**Data for this task:**

################

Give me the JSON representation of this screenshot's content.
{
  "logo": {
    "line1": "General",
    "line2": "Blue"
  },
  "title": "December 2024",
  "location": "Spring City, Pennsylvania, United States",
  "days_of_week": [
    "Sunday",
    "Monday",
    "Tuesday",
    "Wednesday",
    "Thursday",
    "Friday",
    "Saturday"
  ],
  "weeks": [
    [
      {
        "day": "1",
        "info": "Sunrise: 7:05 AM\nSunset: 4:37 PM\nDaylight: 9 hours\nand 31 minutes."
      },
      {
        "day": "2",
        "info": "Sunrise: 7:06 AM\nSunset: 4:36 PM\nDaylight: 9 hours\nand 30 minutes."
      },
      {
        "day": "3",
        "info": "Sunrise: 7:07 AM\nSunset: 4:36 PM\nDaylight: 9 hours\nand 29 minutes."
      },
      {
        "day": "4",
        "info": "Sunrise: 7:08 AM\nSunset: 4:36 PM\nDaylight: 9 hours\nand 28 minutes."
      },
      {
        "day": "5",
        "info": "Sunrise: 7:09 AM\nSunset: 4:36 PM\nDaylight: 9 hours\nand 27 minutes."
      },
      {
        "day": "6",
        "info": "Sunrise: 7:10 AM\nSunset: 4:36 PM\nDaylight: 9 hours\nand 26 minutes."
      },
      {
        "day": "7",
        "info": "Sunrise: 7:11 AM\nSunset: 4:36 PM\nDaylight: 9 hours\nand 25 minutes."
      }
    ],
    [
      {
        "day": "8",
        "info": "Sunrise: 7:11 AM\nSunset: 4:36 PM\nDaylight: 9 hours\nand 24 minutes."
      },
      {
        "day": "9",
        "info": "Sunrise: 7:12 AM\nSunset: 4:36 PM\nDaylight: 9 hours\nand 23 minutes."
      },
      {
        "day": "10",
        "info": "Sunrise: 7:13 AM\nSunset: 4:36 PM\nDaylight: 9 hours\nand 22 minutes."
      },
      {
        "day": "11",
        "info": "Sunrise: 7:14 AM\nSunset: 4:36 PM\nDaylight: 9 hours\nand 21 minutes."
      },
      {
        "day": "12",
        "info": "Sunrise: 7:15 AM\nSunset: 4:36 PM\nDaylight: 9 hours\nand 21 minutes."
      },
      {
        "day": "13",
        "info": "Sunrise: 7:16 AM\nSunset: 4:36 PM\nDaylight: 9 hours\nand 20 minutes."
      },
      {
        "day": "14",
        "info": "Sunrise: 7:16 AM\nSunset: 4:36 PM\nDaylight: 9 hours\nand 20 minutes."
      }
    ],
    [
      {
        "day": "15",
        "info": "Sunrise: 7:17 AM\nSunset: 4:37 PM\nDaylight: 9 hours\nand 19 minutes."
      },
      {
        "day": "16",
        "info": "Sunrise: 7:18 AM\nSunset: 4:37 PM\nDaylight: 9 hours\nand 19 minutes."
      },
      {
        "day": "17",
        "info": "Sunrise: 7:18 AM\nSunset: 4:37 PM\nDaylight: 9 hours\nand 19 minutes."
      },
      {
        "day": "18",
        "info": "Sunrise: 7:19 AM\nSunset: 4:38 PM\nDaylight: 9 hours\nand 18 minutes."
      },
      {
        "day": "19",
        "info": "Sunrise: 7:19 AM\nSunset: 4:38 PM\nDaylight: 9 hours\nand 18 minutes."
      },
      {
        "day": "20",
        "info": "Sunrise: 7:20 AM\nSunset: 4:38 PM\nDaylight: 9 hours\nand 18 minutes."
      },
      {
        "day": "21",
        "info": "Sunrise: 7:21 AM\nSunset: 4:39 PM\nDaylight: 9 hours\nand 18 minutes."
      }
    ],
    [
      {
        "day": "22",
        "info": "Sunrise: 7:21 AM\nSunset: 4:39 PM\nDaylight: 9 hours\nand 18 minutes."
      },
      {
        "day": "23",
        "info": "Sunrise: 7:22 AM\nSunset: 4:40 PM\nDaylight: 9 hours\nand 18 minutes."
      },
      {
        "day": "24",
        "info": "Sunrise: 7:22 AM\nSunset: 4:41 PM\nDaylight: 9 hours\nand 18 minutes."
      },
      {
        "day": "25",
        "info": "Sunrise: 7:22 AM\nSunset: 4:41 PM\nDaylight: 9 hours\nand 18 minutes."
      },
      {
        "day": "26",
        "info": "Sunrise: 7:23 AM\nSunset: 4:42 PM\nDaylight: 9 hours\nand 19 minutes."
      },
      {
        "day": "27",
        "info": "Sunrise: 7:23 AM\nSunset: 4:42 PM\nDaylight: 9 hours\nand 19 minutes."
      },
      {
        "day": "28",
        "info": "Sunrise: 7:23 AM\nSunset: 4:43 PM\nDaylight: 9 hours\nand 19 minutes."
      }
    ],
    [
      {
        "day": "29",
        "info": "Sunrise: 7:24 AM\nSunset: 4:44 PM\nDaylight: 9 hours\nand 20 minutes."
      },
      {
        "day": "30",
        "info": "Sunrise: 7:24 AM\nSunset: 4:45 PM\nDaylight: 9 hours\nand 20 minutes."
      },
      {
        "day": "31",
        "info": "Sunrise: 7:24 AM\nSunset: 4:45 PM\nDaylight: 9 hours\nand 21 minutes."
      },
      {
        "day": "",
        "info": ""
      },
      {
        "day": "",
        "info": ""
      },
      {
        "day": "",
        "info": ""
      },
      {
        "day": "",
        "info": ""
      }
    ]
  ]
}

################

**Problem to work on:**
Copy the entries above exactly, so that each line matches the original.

**Result:**
Give me the JSON representation of this screenshot's content.
{
  "logo": {
    "line1": "General",
    "line2": "Blue"
  },
  "title": "December 2024",
  "location": "Spring City, Pennsylvania, United States",
  "days_of_week": [
    "Sunday",
    "Monday",
    "Tuesday",
    "Wednesday",
    "Thursday",
    "Friday",
    "Saturday"
  ],
  "weeks": [
    [
      {
        "day": "1",
        "info": "Sunrise: 7:05 AM\nSunset: 4:37 PM\nDaylight: 9 hours\nand 31 minutes."
      },
      {
        "day": "2",
        "info": "Sunrise: 7:06 AM\nSunset: 4:36 PM\nDaylight: 9 hours\nand 30 minutes."
      },
      {
        "day": "3",
        "info": "Sunrise: 7:07 AM\nSunset: 4:36 PM\nDaylight: 9 hours\nand 29 minutes."
      },
      {
        "day": "4",
        "info": "Sunrise: 7:08 AM\nSunset: 4:36 PM\nDaylight: 9 hours\nand 28 minutes."
      },
      {
        "day": "5",
        "info": "Sunrise: 7:09 AM\nSunset: 4:36 PM\nDaylight: 9 hours\nand 27 minutes."
      },
      {
        "day": "6",
        "info": "Sunrise: 7:10 AM\nSunset: 4:36 PM\nDaylight: 9 hours\nand 26 minutes."
      },
      {
        "day": "7",
        "info": "Sunrise: 7:11 AM\nSunset: 4:36 PM\nDaylight: 9 hours\nand 25 minutes."
      }
    ],
    [
      {
        "day": "8",
        "info": "Sunrise: 7:11 AM\nSunset: 4:36 PM\nDaylight: 9 hours\nand 24 minutes."
      },
      {
        "day": "9",
        "info": "Sunrise: 7:12 AM\nSunset: 4:36 PM\nDaylight: 9 hours\nand 23 minutes."
      },
      {
        "day": "10",
        "info": "Sunrise: 7:13 AM\nSunset: 4:36 PM\nDaylight: 9 hours\nand 22 minutes."
      },
      {
        "day": "11",
        "info": "Sunrise: 7:14 AM\nSunset: 4:36 PM\nDaylight: 9 hours\nand 21 minutes."
      },
      {
        "day": "12",
        "info": "Sunrise: 7:15 AM\nSunset: 4:36 PM\nDaylight: 9 hours\nand 21 minutes."
      },
      {
        "day": "13",
        "info": "Sunrise: 7:16 AM\nSunset: 4:36 PM\nDaylight: 9 hours\nand 20 minutes."
      },
      {
        "day": "14",
        "info": "Sunrise: 7:16 AM\nSunset: 4:36 PM\nDaylight: 9 hours\nand 20 minutes."
      }
    ],
    [
      {
        "day": "15",
        "info": "Sunrise: 7:17 AM\nSunset: 4:37 PM\nDaylight: 9 hours\nand 19 minutes."
      },
      {
        "day": "16",
        "info": "Sunrise: 7:18 AM\nSunset: 4:37 PM\nDaylight: 9 hours\nand 19 minutes."
      },
      {
        "day": "17",
        "info": "Sunrise: 7:18 AM\nSunset: 4:37 PM\nDaylight: 9 hours\nand 19 minutes."
      },
      {
        "day": "18",
        "info": "Sunrise: 7:19 AM\nSunset: 4:38 PM\nDaylight: 9 hours\nand 18 minutes."
      },
      {
        "day": "19",
        "info": "Sunrise: 7:19 AM\nSunset: 4:38 PM\nDaylight: 9 hours\nand 18 minutes."
      },
      {
        "day": "20",
        "info": "Sunrise: 7:20 AM\nSunset: 4:38 PM\nDaylight: 9 hours\nand 18 minutes."
      },
      {
        "day": "21",
        "info": "Sunrise: 7:21 AM\nSunset: 4:39 PM\nDaylight: 9 hours\nand 18 minutes."
      }
    ],
    [
      {
        "day": "22",
        "info": "Sunrise: 7:21 AM\nSunset: 4:39 PM\nDaylight: 9 hours\nand 18 minutes."
      },
      {
        "day": "23",
        "info": "Sunrise: 7:22 AM\nSunset: 4:40 PM\nDaylight: 9 hours\nand 18 minutes."
      },
      {
        "day": "24",
        "info": "Sunrise: 7:22 AM\nSunset: 4:41 PM\nDaylight: 9 hours\nand 18 minutes."
      },
      {
        "day": "25",
        "info": "Sunrise: 7:22 AM\nSunset: 4:41 PM\nDaylight: 9 hours\nand 18 minutes."
      },
      {
        "day": "26",
        "info": "Sunrise: 7:23 AM\nSunset: 4:42 PM\nDaylight: 9 hours\nand 19 minutes."
      },
      {
        "day": "27",
        "info": "Sunrise: 7:23 AM\nSunset: 4:42 PM\nDaylight: 9 hours\nand 19 minutes."
      },
      {
        "day": "28",
        "info": "Sunrise: 7:23 AM\nSunset: 4:43 PM\nDaylight: 9 hours\nand 19 minutes."
      }
    ],
    [
      {
        "day": "29",
        "info": "Sunrise: 7:24 AM\nSunset: 4:44 PM\nDaylight: 9 hours\nand 20 minutes."
      },
      {
        "day": "30",
        "info": "Sunrise: 7:24 AM\nSunset: 4:45 PM\nDaylight: 9 hours\nand 20 minutes."
      },
      {
        "day": "31",
        "info": "Sunrise: 7:24 AM\nSunset: 4:45 PM\nDaylight: 9 hours\nand 21 minutes."
      },
      {
        "day": "",
        "info": ""
      },
      {
        "day": "",
        "info": ""
      },
      {
        "day": "",
        "info": ""
      },
      {
        "day": "",
        "info": ""
      }
    ]
  ]
}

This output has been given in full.